Barclays: Is Martin Taylor's halo slipping?
With his fluent MBA-speak and breezy openness Martin Taylor, chief executive of Barclays, has charmed shareholders and colleagues alike. But is their rapturous applause of his every move overdone? Is Taylor a genius or just brilliant at public relations? Brian Caplen analyzes the man and his strategy.
On the evidence of his most ardent supporters Martin Taylor, chief executive of the British clearing bank Barclays, is destined for nothing less than sainthood. Appointed two years ago to do one of the toughest jobs in UK banking, he has convinced shareholders and staff that he is the bank's saviour. Ask a Taylorite to characterize the man and a string of superlatives gushes forth: brilliant intellectual, warm personality, rational, intuitive, tough, humane, erudite, approachable, far-sighted, down-to-earth, an outsider, insightful.

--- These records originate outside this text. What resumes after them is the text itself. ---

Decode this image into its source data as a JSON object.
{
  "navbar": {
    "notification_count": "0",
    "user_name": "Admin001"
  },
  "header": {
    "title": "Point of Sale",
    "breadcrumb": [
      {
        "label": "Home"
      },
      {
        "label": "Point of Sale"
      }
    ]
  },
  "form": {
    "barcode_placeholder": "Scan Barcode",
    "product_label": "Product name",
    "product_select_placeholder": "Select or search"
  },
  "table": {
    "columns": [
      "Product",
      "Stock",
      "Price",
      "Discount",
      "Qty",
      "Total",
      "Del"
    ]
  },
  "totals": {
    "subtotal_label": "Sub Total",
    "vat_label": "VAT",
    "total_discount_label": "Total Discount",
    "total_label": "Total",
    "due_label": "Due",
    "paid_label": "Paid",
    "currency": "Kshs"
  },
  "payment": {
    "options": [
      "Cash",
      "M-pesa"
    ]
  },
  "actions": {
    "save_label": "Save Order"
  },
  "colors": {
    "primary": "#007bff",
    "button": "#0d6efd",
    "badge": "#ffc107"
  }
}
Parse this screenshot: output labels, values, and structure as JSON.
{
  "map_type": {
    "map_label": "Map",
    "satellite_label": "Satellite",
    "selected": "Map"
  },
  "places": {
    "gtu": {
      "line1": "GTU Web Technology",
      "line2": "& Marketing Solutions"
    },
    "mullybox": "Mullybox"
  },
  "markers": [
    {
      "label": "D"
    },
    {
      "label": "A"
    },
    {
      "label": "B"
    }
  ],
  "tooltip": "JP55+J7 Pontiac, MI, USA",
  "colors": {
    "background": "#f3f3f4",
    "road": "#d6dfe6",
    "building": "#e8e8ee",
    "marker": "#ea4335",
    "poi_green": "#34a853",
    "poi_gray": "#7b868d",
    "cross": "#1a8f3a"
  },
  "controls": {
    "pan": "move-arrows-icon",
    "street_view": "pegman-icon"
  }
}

But, given the failure of the British banks to become leading international players, are the tireless efforts of even the most talented individual enough to make Barclays world-class?
One or two analysts who remain stubbornly outside the Taylor adoration circle are beginning to wonder. They argue that in spite of Taylor's undoubted qualities, the underlying substance of what he has achieved at Barclays is less than it appears. The debate over loan-loss provisions, the share buy-backs, the internal restructuring, the focus on Europe - all have been much more dramatic at the ideas stage than in their ultimate effect.